The month is November. This surely is the quietest time of all. You can stand in the middle of a Killaraght field and savour the stillness. The world is a huge silence, not heavy or depressing, but rather contemplative of growth and movement to come. Like a gentle sleep from which joy, life and energy will return renewed.
Some trees have given up the struggle against the winds. But there is much to compensate for their lack of colour. Remaining leaves run the rainbow's gamut. Hedges proudly push forward their robust and brilliant children, the hips and haws.
Frank Conry - 12th November 2006
The wild red sky evokes some quality of Russian literature. Clouds are flaming cloaks which throw a pink reflection on the dead bracken, pale yellow grasses and greyish reeds. The air has a softness more tender for the lurking bite of the night frost.
Along the edges of the silence run sporadic noises. A bird squawks with seemingly unnecessary raucousness in a grove of disrobed tress. Swans on Lough Gara are rehearsing their plaintive chant in anticipation of the heavy frost. In the hollow a vixen screams. The gathering silence is disturbed. A sullen roar can be heard from the heavy lorries on the distant Frenchpark road. Dogs bark sharply in Ballymore and voices with flat cadences are raised in greeting.
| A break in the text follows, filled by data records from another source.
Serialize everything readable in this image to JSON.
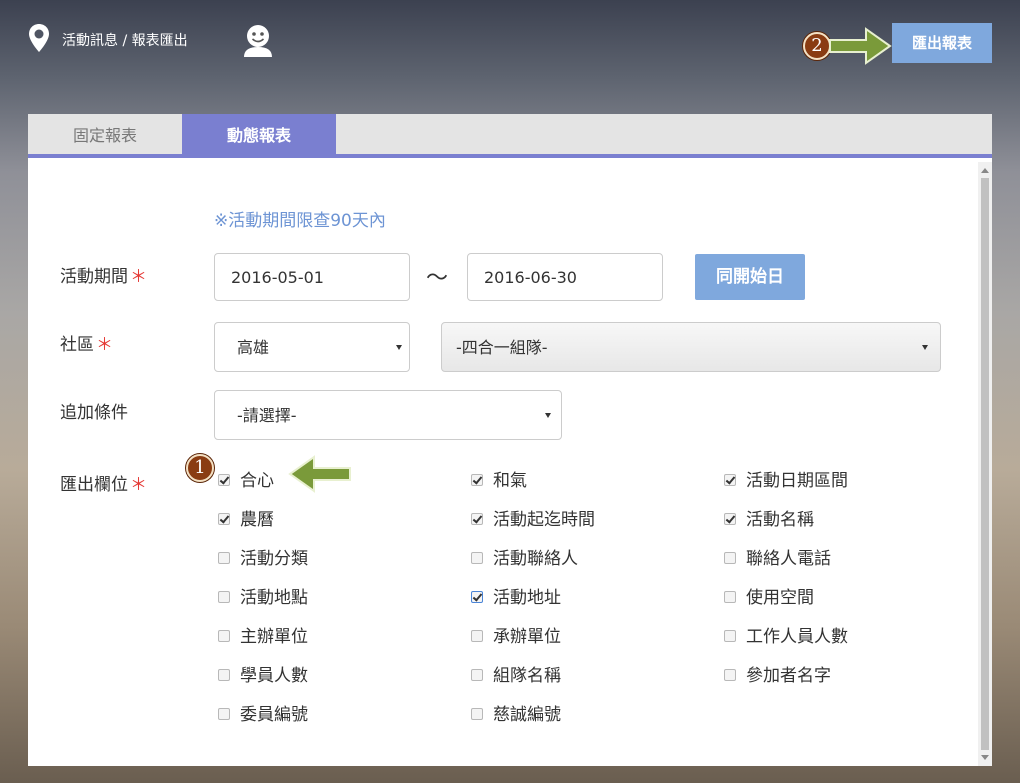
{
  "header": {
    "breadcrumb": "活動訊息 / 報表匯出",
    "export_button": "匯出報表",
    "badge_1": "1",
    "badge_2": "2",
    "accent_color": "#7fa8dd",
    "arrow_color": "#7a9a3a",
    "badge_color": "#8a3c12"
  },
  "tabs": [
    {
      "label": "固定報表",
      "active": false
    },
    {
      "label": "動態報表",
      "active": true
    }
  ],
  "form": {
    "note": "※活動期間限查90天內",
    "period_label": "活動期間",
    "required_mark": "＊",
    "start_date": "2016-05-01",
    "tilde": "〜",
    "end_date": "2016-06-30",
    "same_start_button": "同開始日",
    "community_label": "社區",
    "community_value": "高雄",
    "team_value": "-四合一組隊-",
    "extra_label": "追加條件",
    "extra_value": "-請選擇-",
    "fields_label": "匯出欄位"
  },
  "fields": [
    {
      "label": "合心",
      "checked": true
    },
    {
      "label": "和氣",
      "checked": true
    },
    {
      "label": "活動日期區間",
      "checked": true
    },
    {
      "label": "農曆",
      "checked": true
    },
    {
      "label": "活動起迄時間",
      "checked": true
    },
    {
      "label": "活動名稱",
      "checked": true
    },
    {
      "label": "活動分類",
      "checked": false
    },
    {
      "label": "活動聯絡人",
      "checked": false
    },
    {
      "label": "聯絡人電話",
      "checked": false
    },
    {
      "label": "活動地點",
      "checked": false
    },
    {
      "label": "活動地址",
      "checked": true
    },
    {
      "label": "使用空間",
      "checked": false
    },
    {
      "label": "主辦單位",
      "checked": false
    },
    {
      "label": "承辦單位",
      "checked": false
    },
    {
      "label": "工作人員人數",
      "checked": false
    },
    {
      "label": "學員人數",
      "checked": false
    },
    {
      "label": "組隊名稱",
      "checked": false
    },
    {
      "label": "參加者名字",
      "checked": false
    },
    {
      "label": "委員編號",
      "checked": false
    },
    {
      "label": "慈誠編號",
      "checked": false
    }
  ]
}
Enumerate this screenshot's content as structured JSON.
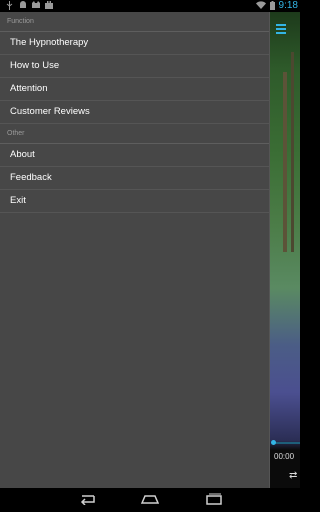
{
  "status_bar": {
    "time": "9:18",
    "icons": [
      "usb-icon",
      "android-debug-icon",
      "cat-icon",
      "briefcase-icon",
      "wifi-icon",
      "battery-icon"
    ]
  },
  "drawer": {
    "sections": [
      {
        "header": "Function",
        "items": [
          "The Hypnotherapy",
          "How to Use",
          "Attention",
          "Customer Reviews"
        ]
      },
      {
        "header": "Other",
        "items": [
          "About",
          "Feedback",
          "Exit"
        ]
      }
    ]
  },
  "background_app": {
    "time_label": "00:00",
    "accent_color": "#33b5e5"
  },
  "nav_bar": {
    "buttons": [
      "back-icon",
      "home-icon",
      "recents-icon"
    ]
  }
}
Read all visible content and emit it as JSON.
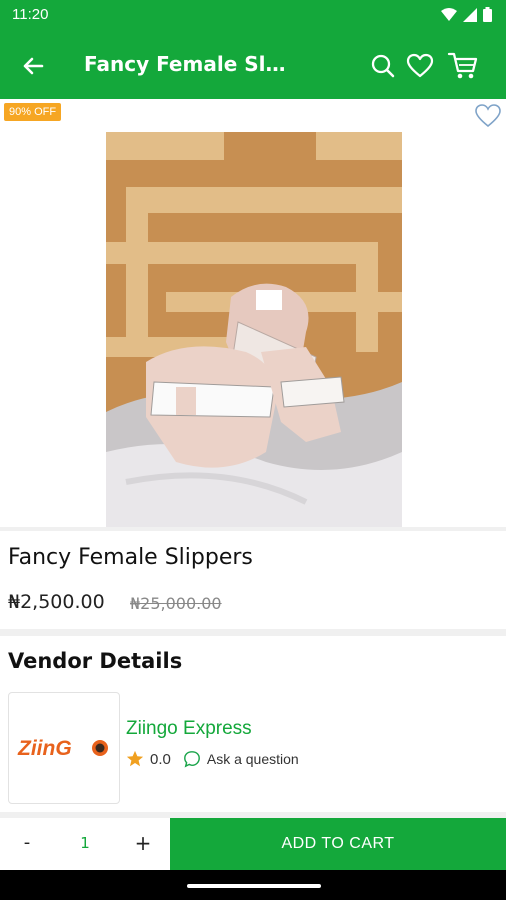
{
  "status_bar": {
    "time": "11:20"
  },
  "app_bar": {
    "title": "Fancy Female Slippers"
  },
  "product": {
    "discount_badge": "90% OFF",
    "name": "Fancy Female Slippers",
    "price": "₦2,500.00",
    "old_price": "₦25,000.00"
  },
  "vendor": {
    "heading": "Vendor Details",
    "logo_text_main": "ZiinG",
    "name": "Ziingo Express",
    "rating": "0.0",
    "ask_label": "Ask a question"
  },
  "cart": {
    "minus_label": "-",
    "quantity": "1",
    "plus_label": "+",
    "add_label": "ADD TO CART"
  },
  "colors": {
    "primary": "#14a83b",
    "badge": "#f6a623",
    "star": "#f0a020",
    "logo_orange": "#e8621c"
  }
}
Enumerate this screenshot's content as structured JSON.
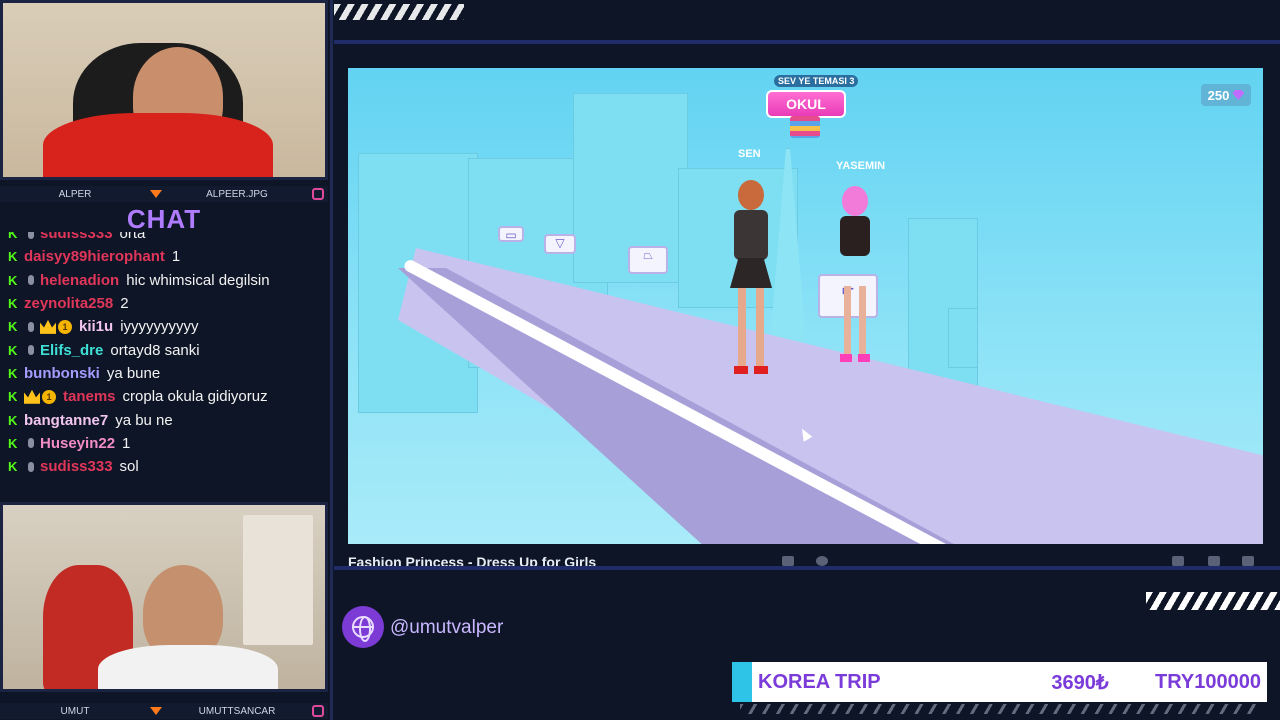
{
  "cams": {
    "top": {
      "left_label": "ALPER",
      "right_label": "ALPEER.JPG"
    },
    "bottom": {
      "left_label": "UMUT",
      "right_label": "UMUTTSANCAR"
    }
  },
  "chat": {
    "title": "CHAT",
    "messages": [
      {
        "user": "sudiss333",
        "color": "#e0365a",
        "text": "orta",
        "badges": [
          "mic-skull"
        ]
      },
      {
        "user": "daisyy89hierophant",
        "color": "#e0365a",
        "text": "1",
        "badges": []
      },
      {
        "user": "helenadion",
        "color": "#e0365a",
        "text": "hic whimsical degilsin",
        "badges": [
          "mic"
        ]
      },
      {
        "user": "zeynolita258",
        "color": "#e0365a",
        "text": "2",
        "badges": []
      },
      {
        "user": "kii1u",
        "color": "#f2c5f0",
        "text": "iyyyyyyyyyy",
        "badges": [
          "mic",
          "crown",
          "coin"
        ]
      },
      {
        "user": "Elifs_dre",
        "color": "#3ee0d6",
        "text": "ortayd8 sanki",
        "badges": [
          "mic"
        ]
      },
      {
        "user": "bunbonski",
        "color": "#a59cff",
        "text": "ya bune",
        "badges": []
      },
      {
        "user": "tanems",
        "color": "#e0365a",
        "text": "cropla okula gidiyoruz",
        "badges": [
          "crown",
          "coin"
        ]
      },
      {
        "user": "bangtanne7",
        "color": "#f2c5f0",
        "text": "ya bu ne",
        "badges": []
      },
      {
        "user": "Huseyin22",
        "color": "#f28cc8",
        "text": "1",
        "badges": [
          "mic"
        ]
      },
      {
        "user": "sudiss333",
        "color": "#e0365a",
        "text": "sol",
        "badges": [
          "mic-skull"
        ]
      }
    ],
    "coin_label": "1"
  },
  "game": {
    "title": "Fashion Princess - Dress Up for Girls",
    "gems": "250",
    "event_top": "SEV YE TEMASI 3",
    "event_label": "OKUL",
    "player_label": "SEN",
    "rival_label": "YASEMIN"
  },
  "social": {
    "handle": "@umutvalper"
  },
  "goal": {
    "name": "KOREA TRIP",
    "current": "3690₺",
    "target": "TRY100000",
    "progress": 0.0369
  },
  "colors": {
    "accent": "#7b3bd9",
    "chat_title": "#b07cff",
    "kick_green": "#53fc18",
    "goal_fill": "#2ec4e8"
  }
}
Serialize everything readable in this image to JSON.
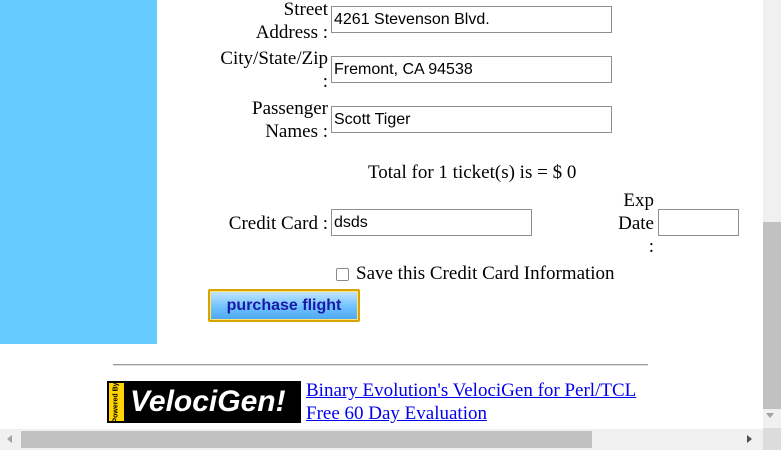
{
  "form": {
    "street_label_1": "Street",
    "street_label_2": "Address :",
    "street_value": "4261 Stevenson Blvd.",
    "city_label_1": "City/State/Zip",
    "city_label_2": ":",
    "city_value": "Fremont, CA 94538",
    "passenger_label_1": "Passenger",
    "passenger_label_2": "Names :",
    "passenger_value": "Scott Tiger",
    "total_text": "Total for 1 ticket(s) is = $ 0",
    "cc_label": "Credit Card :",
    "cc_value": "dsds",
    "exp_label_1": "Exp",
    "exp_label_2": "Date",
    "exp_label_3": ":",
    "exp_value": "",
    "save_cc_label": "Save this Credit Card Information",
    "save_cc_checked": false,
    "purchase_label": "purchase flight"
  },
  "footer": {
    "logo_badge": "Powered By",
    "logo_text": "VelociGen!",
    "link_main": "Binary Evolution's VelociGen for Perl/TCL",
    "link_eval": "Free 60 Day Evaluation"
  },
  "colors": {
    "sidebar": "#66ccff",
    "link": "#0000ee",
    "button_border": "#d7a400",
    "button_text": "#1a1aa6"
  },
  "icons": {
    "scroll_left": "scroll-left-arrow-icon",
    "scroll_right": "scroll-right-arrow-icon",
    "scroll_down": "scroll-down-arrow-icon"
  }
}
For contrast, there is the silent movement in the swift flight of another bird, followed lightly by its mate. Evening mists, like shreded lace, start rising from the bog, swirling frothily to cover the bushes in the fort and eerily enveloping the trunks and branches of the nearby trees.
The sun shows a scarlet face low on the horizon. A lonely moon meanders vaguely higher up in the sky, accompanied by an embarrassed star. The stillness intensifies. It is time to go home.